Potentiometers regulate the flow of electricity, like the volume dial on a radio. In 1940, Arnold O. Beckman was unsatisfied with dials on the market, so he designed his own helical potentiometers, or helipots, for use in his popular pH meter. The precision of this dial caught the eye of the MIT Radiation Laboratory’s secret radar project during World War II. Beckman redesigned the helipot to meet the needs of the United States military and set up a separate company, also called Helipot, to keep up with the demand for these knobs. In the 1950s, Helipot was reincorporated into Beckman Instruments as the Helipot Division and continued to make potentiometers and other electrical components for decades, those tiny dials becoming staples of the electronics manufacturing industry.
|Original file type||TIFF|
|Rights||In Copyright - Rights-holder(s) Unlocatable or Unidentifiable|
|View in library catalog|
Armstrong & Hess. “Clothespin Holding a Model 79P Helitrim Trimming Potentiometer,” 1950–1969. Beckman Historical Collection, Box 85. Science History Institute. Philadelphia. https://digital.sciencehistory.org/works/gq67jr587.
This citation is automatically generated and may contain errors.
Download selected image
Previous image shift + or , Next image shift + or . Pan image Zoom in + or shift + Zoom out - or shift + Zoom to fit 0 Close viewer esc Also

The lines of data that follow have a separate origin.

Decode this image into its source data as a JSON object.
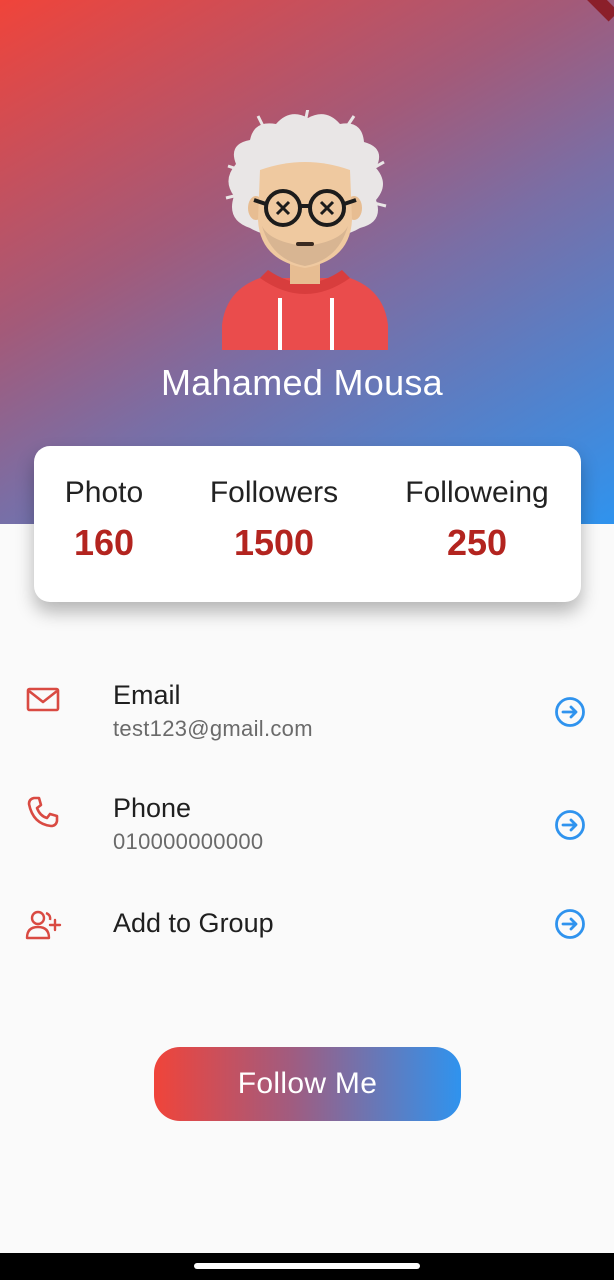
{
  "profile": {
    "name": "Mahamed Mousa"
  },
  "stats": [
    {
      "label": "Photo",
      "value": "160"
    },
    {
      "label": "Followers",
      "value": "1500"
    },
    {
      "label": "Followeing",
      "value": "250"
    }
  ],
  "rows": [
    {
      "title": "Email",
      "subtitle": "test123@gmail.com",
      "icon": "mail-icon"
    },
    {
      "title": "Phone",
      "subtitle": "010000000000",
      "icon": "phone-icon"
    },
    {
      "title": "Add to Group",
      "icon": "add-user-icon"
    }
  ],
  "follow_button": {
    "label": "Follow Me"
  },
  "colors": {
    "accent_red": "#b3241f",
    "icon_red": "#d94a42",
    "arrow_blue": "#2f93ee",
    "gradient_start": "#f0443a",
    "gradient_end": "#2f93ee"
  }
}
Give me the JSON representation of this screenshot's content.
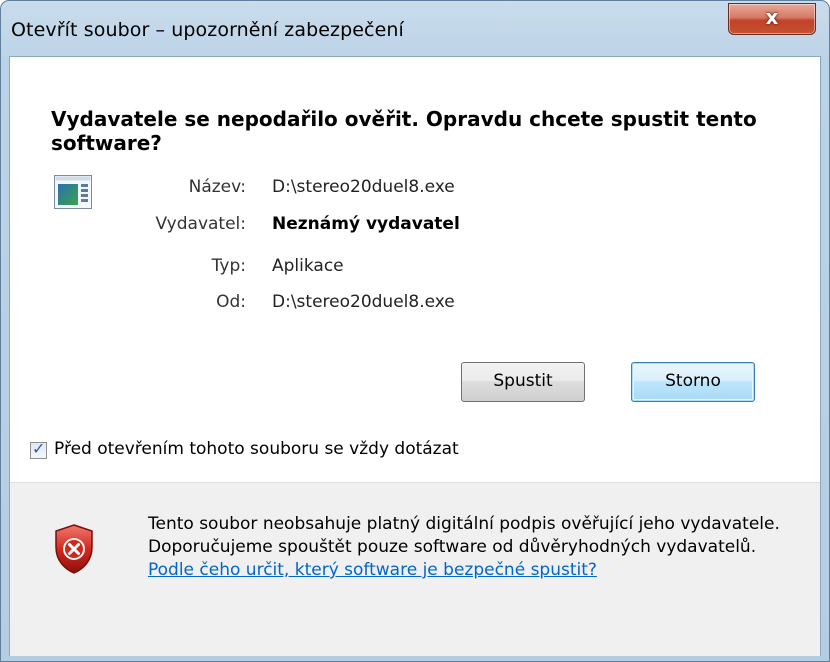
{
  "window": {
    "title": "Otevřít soubor – upozornění zabezpečení",
    "close_label": "x"
  },
  "dialog": {
    "heading": "Vydavatele se nepodařilo ověřit. Opravdu chcete spustit tento software?",
    "app_icon": "application-icon",
    "fields": [
      {
        "label": "Název:",
        "value": "D:\\stereo20duel8.exe"
      },
      {
        "label": "Vydavatel:",
        "value": "Neznámý vydavatel"
      },
      {
        "label": "Typ:",
        "value": "Aplikace"
      },
      {
        "label": "Od:",
        "value": "D:\\stereo20duel8.exe"
      }
    ],
    "buttons": {
      "run_label": "Spustit",
      "cancel_label": "Storno"
    },
    "checkbox": {
      "label": "Před otevřením tohoto souboru se vždy dotázat",
      "checked": true
    }
  },
  "warning": {
    "icon": "shield-error-icon",
    "text": "Tento soubor neobsahuje platný digitální podpis ověřující jeho vydavatele. Doporučujeme spouštět pouze software od důvěryhodných vydavatelů.",
    "link_text": "Podle čeho určit, který software je bezpečné spustit?"
  }
}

Mouse click to zoom in; shift-click to zoom out. Drag to pan. Pinch to zoom on touch.